Roths win their fifth Washington Parent-Child Chapman

Craig and Cody Roth of Bellingham, Wash. combined to shoot 6-under-par 66 to win the 12th Washington Parent-Child Chapman Championship, held today at The Home Course in DuPont, Wash.

Championship Links:
Final results | Photos

Cody (left) and Craig Roth.
Cody (left) and Craig Roth.

The father-son duo successfully defended their title to win for the third year in a row and this marks the fifth time the Roths have won the championship, having won in 2012, 2016, 2018 and 2019.

The Roths, who play out of Bellingham Golf and Country Club, got off to a great start and never looked back. “We were two-under after three,” said Craig, “and then it was just consistent after that.”

The duo were the only team in the field to play bogey-free.

When asked about why this format seems to suit their game so well, Cody said, “We play very similar games. He’s (Craig) hitting in there close so I can get a look, so that’s nice.”

Click here to watch the post-round interview with the Roth’s.

Aaron (left) and Grace Metcalf.
Aaron (left) and Grace Metcalf.

Winning the Net Division were the father-daughter team of Aaron Metcalf and Grace Metcalf of Arlington, Wash. who finished with a net score of 9-under-par 63.

“We haven’t played together ever in a tournament, so by winning it, it was shocking,” said Aaron. “My wife and my son have both played in this four years in a row, so we feel like we have bragging rights in the household for a while.”

Click here to watch the post-round interview with the Metcalf’s.

The 18-hole championship was played in a Chapman stroke play format, with two players playing as partners, each playing from the teeing ground and each player playing his or her partner’s ball for the second shot. After the second shot, including par-3 holes, partners select the ball with which they wish to score and then played that ball alternately to complete the hole.

Click here for more information about the championship.

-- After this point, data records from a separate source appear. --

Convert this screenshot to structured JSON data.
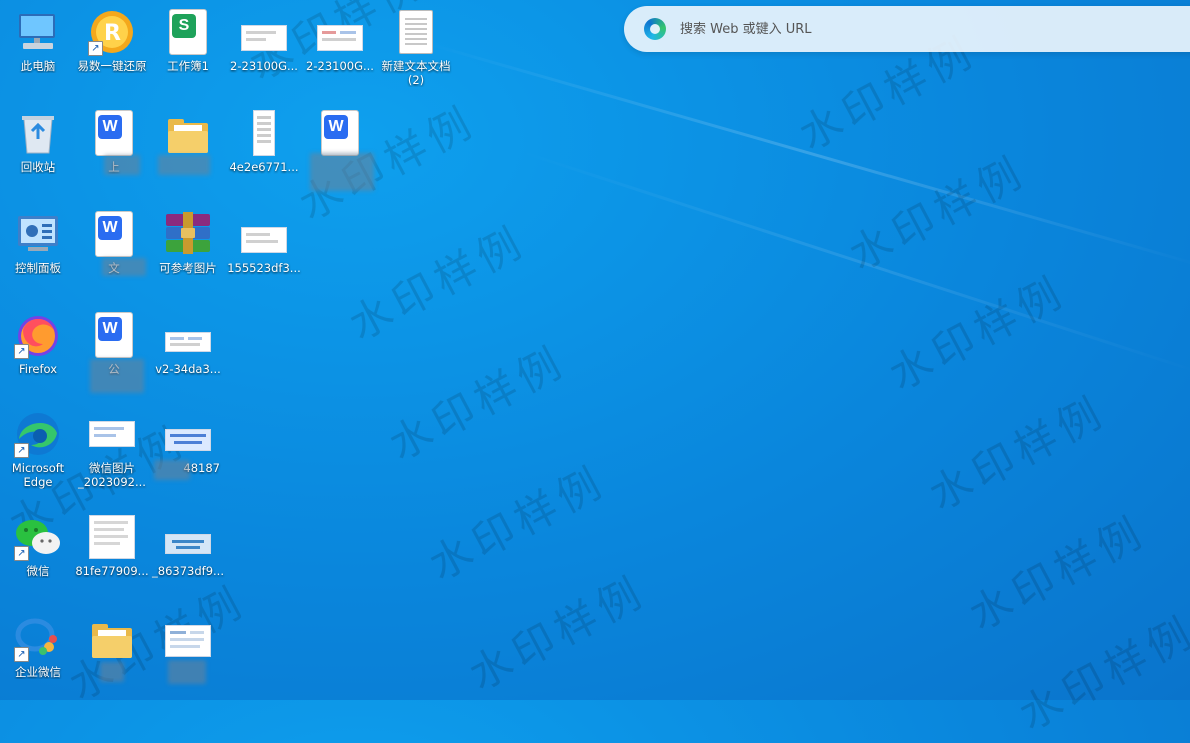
{
  "search": {
    "placeholder": "搜索 Web 或键入 URL"
  },
  "watermark": {
    "text": "水印样例"
  },
  "icons": {
    "this_pc": "此电脑",
    "yishu": "易数一键还原",
    "workbook": "工作簿1",
    "img1": "2-23100G...",
    "img2": "2-23100G...",
    "new_txt": "新建文本文档 (2)",
    "recycle": "回收站",
    "doc_shang": "上",
    "folder_blur": "",
    "file_4e2": "4e2e6771...",
    "doc_wps2": "",
    "control_panel": "控制面板",
    "doc_wen": "文",
    "rar_ref": "可参考图片",
    "img_155": "155523df3...",
    "firefox": "Firefox",
    "doc_gong": "公",
    "img_v2": "v2-34da3...",
    "edge": "Microsoft Edge",
    "wechat_img": "微信图片_2023092...",
    "img_48187": "48187",
    "wechat": "微信",
    "img_81fe": "81fe77909...",
    "img_86373": "_86373df9...",
    "wecom": "企业微信",
    "folder_bottom": "",
    "img_bottom": ""
  }
}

The parent’s relationship with the child must be natural, adopted or stepchild. Partners could have more than one generation between them (i.e. grandfather-granddaughter).